#### Activity
Every entry that follows should be repeated exactly; drop the images.

[Stored dataset items]
►
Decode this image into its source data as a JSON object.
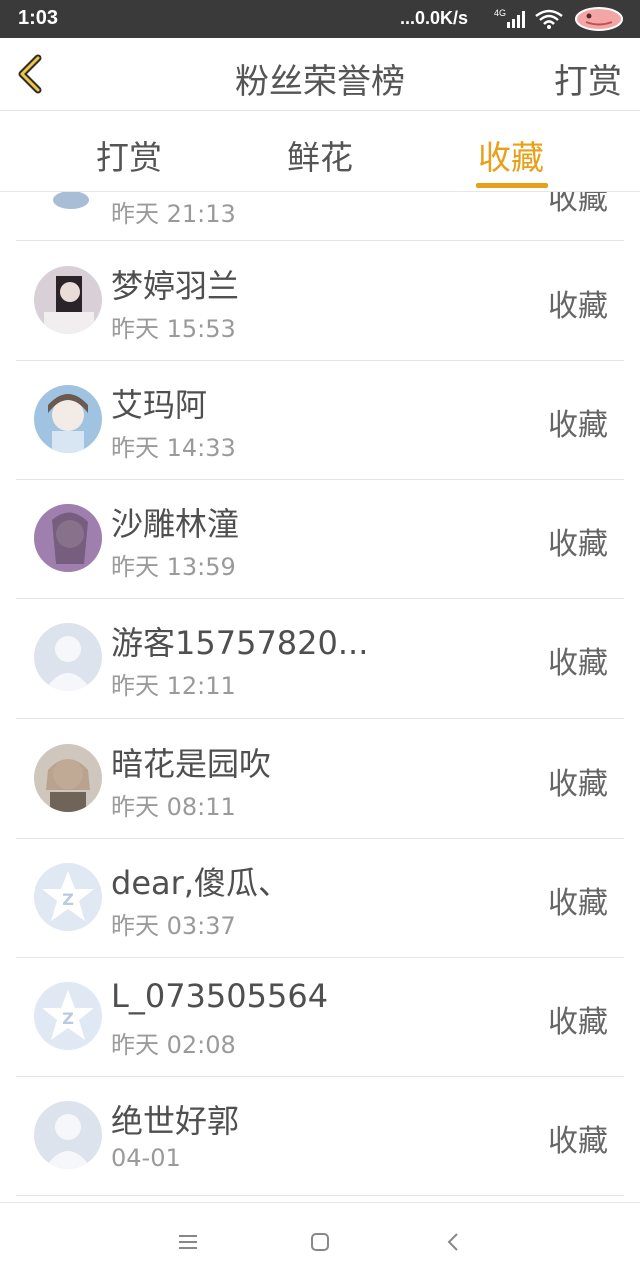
{
  "status_bar": {
    "time": "1:03",
    "net_speed": "...0.0K/s",
    "network_type": "4G",
    "icons": [
      "signal-icon",
      "wifi-icon",
      "battery-icon"
    ]
  },
  "header": {
    "title": "粉丝荣誉榜",
    "action_label": "打赏",
    "back_icon": "chevron-left-icon"
  },
  "tabs": [
    {
      "label": "打赏",
      "active": false
    },
    {
      "label": "鲜花",
      "active": false
    },
    {
      "label": "收藏",
      "active": true
    }
  ],
  "colors": {
    "accent": "#e9a019",
    "text": "#4f4f4f",
    "subtext": "#9a9a9a"
  },
  "list": {
    "partial_item": {
      "time": "昨天 21:13",
      "action": "收藏"
    },
    "items": [
      {
        "name": "梦婷羽兰",
        "time": "昨天 15:53",
        "action": "收藏",
        "avatar": "photo-dark"
      },
      {
        "name": "艾玛阿",
        "time": "昨天 14:33",
        "action": "收藏",
        "avatar": "anime-blue"
      },
      {
        "name": "沙雕林潼",
        "time": "昨天 13:59",
        "action": "收藏",
        "avatar": "photo-purple"
      },
      {
        "name": "游客15757820...",
        "time": "昨天 12:11",
        "action": "收藏",
        "avatar": "default-person"
      },
      {
        "name": "暗花是园吹",
        "time": "昨天 08:11",
        "action": "收藏",
        "avatar": "anime-doll"
      },
      {
        "name": "dear,傻瓜、",
        "time": "昨天 03:37",
        "action": "收藏",
        "avatar": "qq-star"
      },
      {
        "name": "L_073505564",
        "time": "昨天 02:08",
        "action": "收藏",
        "avatar": "qq-star"
      },
      {
        "name": "绝世好郭",
        "time": "04-01",
        "action": "收藏",
        "avatar": "default-person"
      }
    ]
  },
  "bottom_nav": [
    "menu-icon",
    "home-icon",
    "back-icon"
  ]
}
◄
#### Reply
Decode this image into its source data as a JSON object.
{
  "status_bar": {
    "time": "1:03",
    "net_speed": "...0.0K/s",
    "network_type": "4G",
    "icons": [
      "signal-icon",
      "wifi-icon",
      "battery-icon"
    ]
  },
  "header": {
    "title": "粉丝荣誉榜",
    "action_label": "打赏",
    "back_icon": "chevron-left-icon"
  },
  "tabs": [
    {
      "label": "打赏",
      "active": false
    },
    {
      "label": "鲜花",
      "active": false
    },
    {
      "label": "收藏",
      "active": true
    }
  ],
  "colors": {
    "accent": "#e9a019",
    "text": "#4f4f4f",
    "subtext": "#9a9a9a"
  },
  "list": {
    "partial_item": {
      "time": "昨天 21:13",
      "action": "收藏"
    },
    "items": [
      {
        "name": "梦婷羽兰",
        "time": "昨天 15:53",
        "action": "收藏",
        "avatar": "photo-dark"
      },
      {
        "name": "艾玛阿",
        "time": "昨天 14:33",
        "action": "收藏",
        "avatar": "anime-blue"
      },
      {
        "name": "沙雕林潼",
        "time": "昨天 13:59",
        "action": "收藏",
        "avatar": "photo-purple"
      },
      {
        "name": "游客15757820...",
        "time": "昨天 12:11",
        "action": "收藏",
        "avatar": "default-person"
      },
      {
        "name": "暗花是园吹",
        "time": "昨天 08:11",
        "action": "收藏",
        "avatar": "anime-doll"
      },
      {
        "name": "dear,傻瓜、",
        "time": "昨天 03:37",
        "action": "收藏",
        "avatar": "qq-star"
      },
      {
        "name": "L_073505564",
        "time": "昨天 02:08",
        "action": "收藏",
        "avatar": "qq-star"
      },
      {
        "name": "绝世好郭",
        "time": "04-01",
        "action": "收藏",
        "avatar": "default-person"
      }
    ]
  },
  "bottom_nav": [
    "menu-icon",
    "home-icon",
    "back-icon"
  ]
}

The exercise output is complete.